Top of Records

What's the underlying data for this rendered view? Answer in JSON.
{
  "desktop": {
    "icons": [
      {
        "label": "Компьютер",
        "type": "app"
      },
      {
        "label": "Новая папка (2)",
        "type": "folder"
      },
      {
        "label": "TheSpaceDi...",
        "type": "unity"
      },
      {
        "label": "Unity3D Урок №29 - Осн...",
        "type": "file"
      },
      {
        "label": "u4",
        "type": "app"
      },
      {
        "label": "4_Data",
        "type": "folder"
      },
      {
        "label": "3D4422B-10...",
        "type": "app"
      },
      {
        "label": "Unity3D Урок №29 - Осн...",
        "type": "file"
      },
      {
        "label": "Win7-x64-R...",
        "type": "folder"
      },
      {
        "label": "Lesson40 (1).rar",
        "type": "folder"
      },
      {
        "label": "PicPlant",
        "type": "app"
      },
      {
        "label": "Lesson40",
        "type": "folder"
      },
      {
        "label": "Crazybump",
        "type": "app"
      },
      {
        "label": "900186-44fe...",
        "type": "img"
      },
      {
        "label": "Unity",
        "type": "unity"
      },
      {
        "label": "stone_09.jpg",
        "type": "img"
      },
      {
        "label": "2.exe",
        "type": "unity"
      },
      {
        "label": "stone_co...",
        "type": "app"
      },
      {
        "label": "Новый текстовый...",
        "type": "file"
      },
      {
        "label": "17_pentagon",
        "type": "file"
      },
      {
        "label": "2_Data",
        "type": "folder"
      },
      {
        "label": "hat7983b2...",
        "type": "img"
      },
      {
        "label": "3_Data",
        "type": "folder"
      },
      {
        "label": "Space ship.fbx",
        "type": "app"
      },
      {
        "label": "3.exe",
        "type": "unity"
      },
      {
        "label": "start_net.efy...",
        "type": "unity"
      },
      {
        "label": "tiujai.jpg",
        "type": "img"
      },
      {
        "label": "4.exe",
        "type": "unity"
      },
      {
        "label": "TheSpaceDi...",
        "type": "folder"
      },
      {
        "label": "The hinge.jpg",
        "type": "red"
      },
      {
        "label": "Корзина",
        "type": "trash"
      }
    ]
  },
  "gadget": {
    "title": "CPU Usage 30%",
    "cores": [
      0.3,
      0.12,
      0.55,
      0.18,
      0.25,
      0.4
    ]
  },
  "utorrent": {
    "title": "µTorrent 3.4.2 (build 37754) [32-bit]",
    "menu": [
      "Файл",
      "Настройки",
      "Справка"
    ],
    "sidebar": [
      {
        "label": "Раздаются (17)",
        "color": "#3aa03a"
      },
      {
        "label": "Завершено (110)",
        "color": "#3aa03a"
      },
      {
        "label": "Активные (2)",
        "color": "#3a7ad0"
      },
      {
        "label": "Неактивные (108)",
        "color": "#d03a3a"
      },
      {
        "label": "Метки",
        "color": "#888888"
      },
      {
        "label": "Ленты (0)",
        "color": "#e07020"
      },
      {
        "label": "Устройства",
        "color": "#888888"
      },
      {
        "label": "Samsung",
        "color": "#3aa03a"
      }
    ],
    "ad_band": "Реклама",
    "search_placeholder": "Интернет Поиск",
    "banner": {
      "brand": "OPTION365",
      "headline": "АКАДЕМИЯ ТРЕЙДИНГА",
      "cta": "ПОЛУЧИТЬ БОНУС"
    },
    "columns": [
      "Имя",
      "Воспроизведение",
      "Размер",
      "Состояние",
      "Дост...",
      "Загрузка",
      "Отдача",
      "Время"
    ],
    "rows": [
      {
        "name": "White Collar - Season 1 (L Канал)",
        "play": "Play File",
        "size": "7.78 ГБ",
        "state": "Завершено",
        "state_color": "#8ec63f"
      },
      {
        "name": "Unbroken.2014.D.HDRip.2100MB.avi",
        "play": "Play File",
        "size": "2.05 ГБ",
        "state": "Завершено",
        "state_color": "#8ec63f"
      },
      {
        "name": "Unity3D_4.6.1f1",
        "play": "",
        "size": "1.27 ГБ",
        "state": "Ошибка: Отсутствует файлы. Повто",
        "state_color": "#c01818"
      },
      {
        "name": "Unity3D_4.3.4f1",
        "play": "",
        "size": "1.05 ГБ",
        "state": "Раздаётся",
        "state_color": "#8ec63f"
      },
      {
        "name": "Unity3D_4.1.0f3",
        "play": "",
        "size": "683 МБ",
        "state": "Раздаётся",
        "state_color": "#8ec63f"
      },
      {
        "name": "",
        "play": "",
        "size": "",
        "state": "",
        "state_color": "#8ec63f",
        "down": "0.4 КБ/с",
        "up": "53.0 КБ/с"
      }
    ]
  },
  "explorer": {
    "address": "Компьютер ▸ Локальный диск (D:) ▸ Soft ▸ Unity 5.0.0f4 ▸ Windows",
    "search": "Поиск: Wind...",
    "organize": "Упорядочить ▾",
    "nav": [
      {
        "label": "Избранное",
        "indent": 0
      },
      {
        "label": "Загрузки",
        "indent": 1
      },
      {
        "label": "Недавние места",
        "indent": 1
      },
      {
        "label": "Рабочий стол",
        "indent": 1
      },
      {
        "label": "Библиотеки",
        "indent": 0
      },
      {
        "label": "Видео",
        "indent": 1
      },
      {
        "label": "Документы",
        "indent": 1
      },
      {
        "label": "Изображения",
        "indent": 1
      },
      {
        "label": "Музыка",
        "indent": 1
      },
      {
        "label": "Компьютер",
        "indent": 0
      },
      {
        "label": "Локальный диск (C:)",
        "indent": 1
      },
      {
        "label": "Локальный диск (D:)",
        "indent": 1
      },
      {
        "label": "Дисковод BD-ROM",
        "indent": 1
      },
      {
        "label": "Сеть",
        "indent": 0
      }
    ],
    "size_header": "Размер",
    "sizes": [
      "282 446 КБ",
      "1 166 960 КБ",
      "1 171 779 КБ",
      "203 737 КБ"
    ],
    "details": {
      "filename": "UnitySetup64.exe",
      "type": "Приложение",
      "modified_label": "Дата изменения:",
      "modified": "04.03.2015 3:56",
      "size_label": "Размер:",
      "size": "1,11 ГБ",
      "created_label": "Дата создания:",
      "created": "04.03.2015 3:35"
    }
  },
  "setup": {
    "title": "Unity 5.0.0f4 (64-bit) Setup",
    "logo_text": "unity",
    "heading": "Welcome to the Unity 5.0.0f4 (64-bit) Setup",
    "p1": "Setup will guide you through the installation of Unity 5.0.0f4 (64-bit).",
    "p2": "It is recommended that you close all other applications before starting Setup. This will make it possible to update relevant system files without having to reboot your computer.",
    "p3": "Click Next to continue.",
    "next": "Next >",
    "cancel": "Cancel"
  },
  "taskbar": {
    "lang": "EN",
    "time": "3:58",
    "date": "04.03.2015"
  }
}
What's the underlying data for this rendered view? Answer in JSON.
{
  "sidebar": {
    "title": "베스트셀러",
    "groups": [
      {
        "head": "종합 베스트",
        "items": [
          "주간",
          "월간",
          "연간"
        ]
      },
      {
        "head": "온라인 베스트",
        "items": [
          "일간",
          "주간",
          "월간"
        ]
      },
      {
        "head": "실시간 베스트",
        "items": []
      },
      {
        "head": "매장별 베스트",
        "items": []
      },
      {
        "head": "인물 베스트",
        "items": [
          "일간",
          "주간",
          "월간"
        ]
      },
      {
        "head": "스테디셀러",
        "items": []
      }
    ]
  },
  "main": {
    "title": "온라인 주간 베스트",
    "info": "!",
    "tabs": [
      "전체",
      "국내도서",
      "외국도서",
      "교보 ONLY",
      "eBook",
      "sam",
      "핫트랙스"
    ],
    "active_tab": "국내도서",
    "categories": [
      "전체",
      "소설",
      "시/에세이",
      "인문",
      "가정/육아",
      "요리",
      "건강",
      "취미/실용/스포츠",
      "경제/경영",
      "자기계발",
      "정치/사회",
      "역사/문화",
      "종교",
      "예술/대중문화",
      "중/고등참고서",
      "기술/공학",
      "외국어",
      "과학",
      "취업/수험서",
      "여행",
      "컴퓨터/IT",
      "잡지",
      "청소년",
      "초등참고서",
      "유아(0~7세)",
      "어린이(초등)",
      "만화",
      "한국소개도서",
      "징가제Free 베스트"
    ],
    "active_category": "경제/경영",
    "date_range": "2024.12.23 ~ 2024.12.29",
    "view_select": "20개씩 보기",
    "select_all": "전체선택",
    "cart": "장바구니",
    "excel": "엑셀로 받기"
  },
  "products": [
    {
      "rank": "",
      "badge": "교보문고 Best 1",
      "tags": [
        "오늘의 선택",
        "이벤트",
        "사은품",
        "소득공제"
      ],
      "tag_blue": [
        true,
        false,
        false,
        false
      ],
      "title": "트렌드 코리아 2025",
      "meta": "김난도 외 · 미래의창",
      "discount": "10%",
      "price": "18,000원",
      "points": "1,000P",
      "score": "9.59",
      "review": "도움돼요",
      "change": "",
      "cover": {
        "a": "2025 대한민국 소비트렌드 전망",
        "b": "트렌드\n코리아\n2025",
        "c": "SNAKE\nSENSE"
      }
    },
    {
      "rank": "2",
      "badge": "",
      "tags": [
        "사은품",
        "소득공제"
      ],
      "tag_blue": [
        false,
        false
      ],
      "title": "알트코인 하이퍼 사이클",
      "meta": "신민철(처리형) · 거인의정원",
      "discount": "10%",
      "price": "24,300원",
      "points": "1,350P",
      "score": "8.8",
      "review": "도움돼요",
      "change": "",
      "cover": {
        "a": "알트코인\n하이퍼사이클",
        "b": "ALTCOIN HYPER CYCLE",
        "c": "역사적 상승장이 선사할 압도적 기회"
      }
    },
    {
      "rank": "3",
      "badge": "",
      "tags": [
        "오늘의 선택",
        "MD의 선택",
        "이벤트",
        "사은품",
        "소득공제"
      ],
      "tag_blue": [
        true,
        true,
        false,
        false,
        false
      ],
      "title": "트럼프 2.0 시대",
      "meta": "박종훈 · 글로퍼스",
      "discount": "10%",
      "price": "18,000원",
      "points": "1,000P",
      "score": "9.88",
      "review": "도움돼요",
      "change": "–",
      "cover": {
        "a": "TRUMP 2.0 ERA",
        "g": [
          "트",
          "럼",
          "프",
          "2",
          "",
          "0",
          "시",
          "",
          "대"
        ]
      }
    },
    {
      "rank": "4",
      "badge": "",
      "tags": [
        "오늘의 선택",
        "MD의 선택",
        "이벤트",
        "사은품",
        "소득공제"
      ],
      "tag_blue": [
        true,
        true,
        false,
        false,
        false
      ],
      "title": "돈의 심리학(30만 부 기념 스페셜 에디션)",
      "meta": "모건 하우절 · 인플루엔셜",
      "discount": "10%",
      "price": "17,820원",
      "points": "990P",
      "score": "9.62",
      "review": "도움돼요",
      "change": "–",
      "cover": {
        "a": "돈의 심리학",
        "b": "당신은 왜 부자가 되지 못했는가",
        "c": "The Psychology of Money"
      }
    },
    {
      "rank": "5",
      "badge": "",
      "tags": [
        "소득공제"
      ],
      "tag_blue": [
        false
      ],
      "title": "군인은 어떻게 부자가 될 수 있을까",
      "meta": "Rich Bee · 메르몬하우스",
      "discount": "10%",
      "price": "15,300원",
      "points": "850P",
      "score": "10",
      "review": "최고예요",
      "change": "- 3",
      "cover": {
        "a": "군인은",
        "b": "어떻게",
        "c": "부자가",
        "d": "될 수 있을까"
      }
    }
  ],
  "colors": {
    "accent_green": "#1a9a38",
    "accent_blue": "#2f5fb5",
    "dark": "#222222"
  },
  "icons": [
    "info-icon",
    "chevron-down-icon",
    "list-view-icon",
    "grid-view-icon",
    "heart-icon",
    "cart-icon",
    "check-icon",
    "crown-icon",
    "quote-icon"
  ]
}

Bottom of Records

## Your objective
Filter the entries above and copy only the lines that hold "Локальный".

## Answer space
    "address": "Компьютер ▸ Локальный диск (D:) ▸ Soft ▸ Unity 5.0.0f4 ▸ Windows",
        "label": "Локальный диск (C:)",
        "label": "Локальный диск (D:)",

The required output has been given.